**What to do:** Your answer should be a single number: the count of lines in the records below containing the word "inventory".
▬▬▬▬▬▬
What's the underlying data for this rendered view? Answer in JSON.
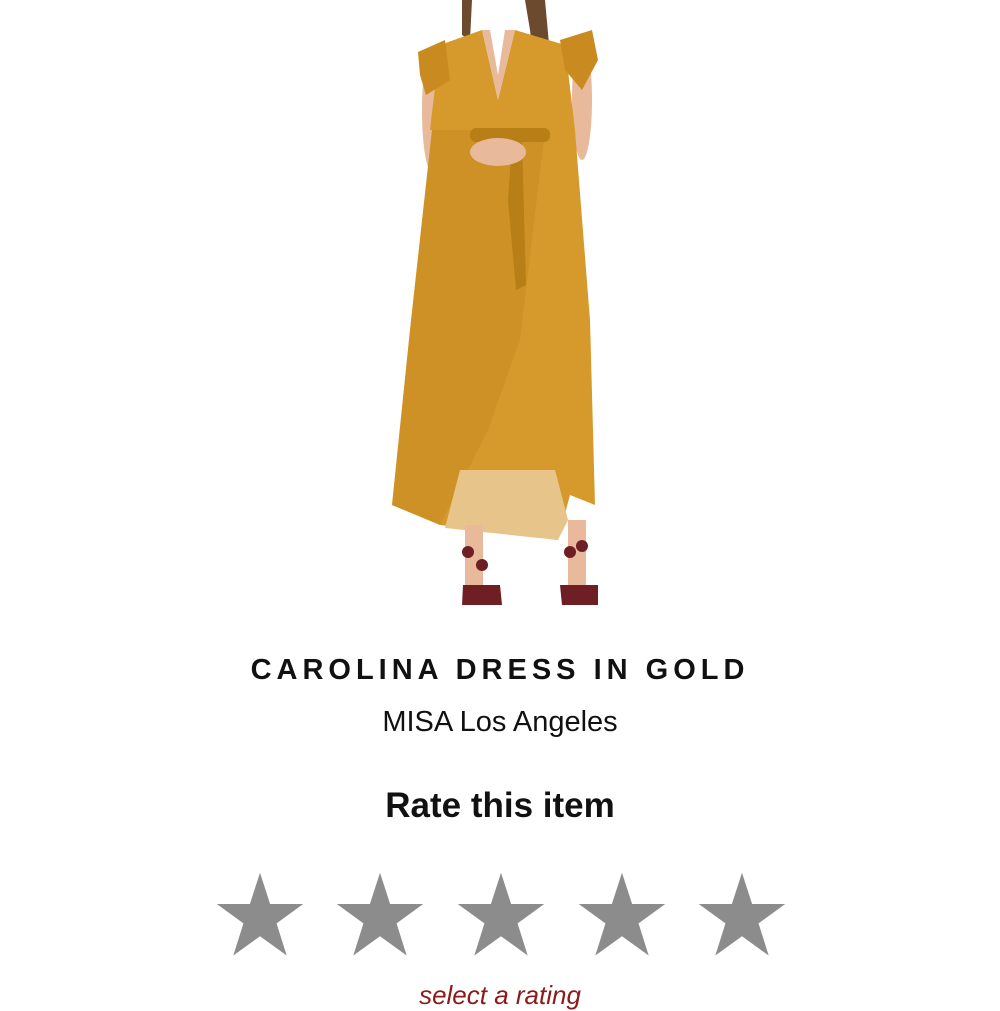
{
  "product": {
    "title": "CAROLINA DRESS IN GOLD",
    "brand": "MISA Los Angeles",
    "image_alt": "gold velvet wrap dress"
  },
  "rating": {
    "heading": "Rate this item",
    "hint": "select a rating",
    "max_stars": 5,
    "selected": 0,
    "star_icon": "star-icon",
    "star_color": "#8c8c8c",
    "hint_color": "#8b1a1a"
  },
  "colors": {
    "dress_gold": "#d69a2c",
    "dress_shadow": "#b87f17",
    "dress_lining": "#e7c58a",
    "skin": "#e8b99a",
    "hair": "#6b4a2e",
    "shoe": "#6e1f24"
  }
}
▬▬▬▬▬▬
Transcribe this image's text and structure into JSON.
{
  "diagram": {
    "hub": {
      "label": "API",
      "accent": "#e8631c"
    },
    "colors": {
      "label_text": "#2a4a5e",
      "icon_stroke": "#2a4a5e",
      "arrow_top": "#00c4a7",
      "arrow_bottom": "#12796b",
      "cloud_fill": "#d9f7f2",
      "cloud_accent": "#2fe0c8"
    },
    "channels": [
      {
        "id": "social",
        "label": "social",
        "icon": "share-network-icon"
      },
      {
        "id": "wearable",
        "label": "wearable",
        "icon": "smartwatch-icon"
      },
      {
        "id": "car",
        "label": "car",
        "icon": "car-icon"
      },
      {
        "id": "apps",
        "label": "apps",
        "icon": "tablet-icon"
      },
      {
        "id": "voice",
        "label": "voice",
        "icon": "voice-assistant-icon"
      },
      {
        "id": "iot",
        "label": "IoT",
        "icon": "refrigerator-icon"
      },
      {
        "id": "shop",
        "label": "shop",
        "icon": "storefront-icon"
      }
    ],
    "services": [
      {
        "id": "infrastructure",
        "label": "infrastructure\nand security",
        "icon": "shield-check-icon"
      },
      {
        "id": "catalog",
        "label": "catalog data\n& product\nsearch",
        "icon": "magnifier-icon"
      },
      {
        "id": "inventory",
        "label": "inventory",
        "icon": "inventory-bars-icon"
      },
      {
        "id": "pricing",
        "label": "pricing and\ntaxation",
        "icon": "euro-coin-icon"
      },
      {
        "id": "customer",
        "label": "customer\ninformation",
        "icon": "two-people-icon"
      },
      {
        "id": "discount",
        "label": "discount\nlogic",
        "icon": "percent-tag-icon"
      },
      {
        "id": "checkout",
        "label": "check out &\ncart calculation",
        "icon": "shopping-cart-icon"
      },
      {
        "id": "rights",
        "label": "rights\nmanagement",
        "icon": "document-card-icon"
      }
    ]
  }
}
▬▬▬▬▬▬
**Task output:** 3